The Bank of England’s (BoE) Monetary Policy Committee has announced interest rates are rising from 1.25 per cent to 1.75 per cent. Interest rates have crossed the highest level since December 2008 after the biggest single rise since 1995, favoured by eight of the nine members of the BoE’s Monetary Policy Committee who voted in favour of the rise. The interest rate rise makes mortgages and loans more expensive but will benefit savers. The BoE has warned that inflation could climb above 13 per cent later this year and now predicts the UK will fall into recession in the last three months of this year.
The BoE also said it put up interest rates to “help return inflation to our 2 per cent target” and says it knows the cost of living squeeze is difficult for many people. A recession is a period in which the economy of a country gets smaller and is usually linked to increased unemployment and drops in the sale of goods and services.

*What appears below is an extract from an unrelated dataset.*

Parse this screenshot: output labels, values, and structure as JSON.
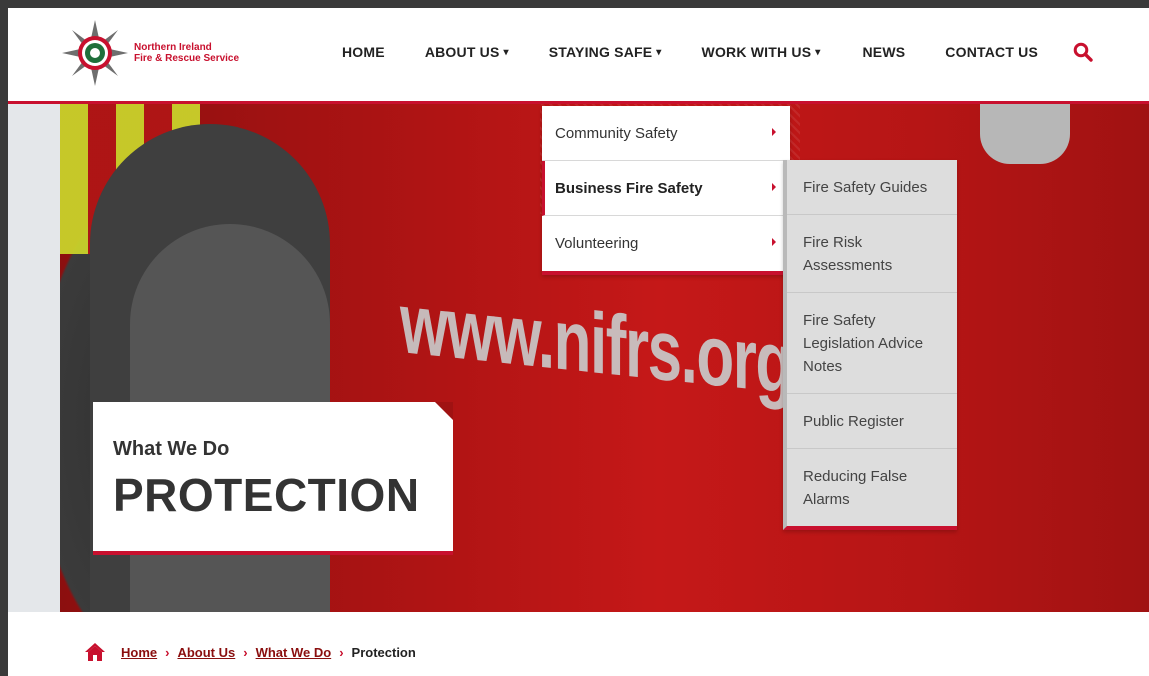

In most parts of the world including the UK a country’s economy must shrink for six months before it is considered to be in recession. Out of the biggest high street banks, only one has passed on all five recent base rate rises since last December, according to figures from Moneyfacts.co.uk.
High-interest rates will hit most businesses’ expansion plans.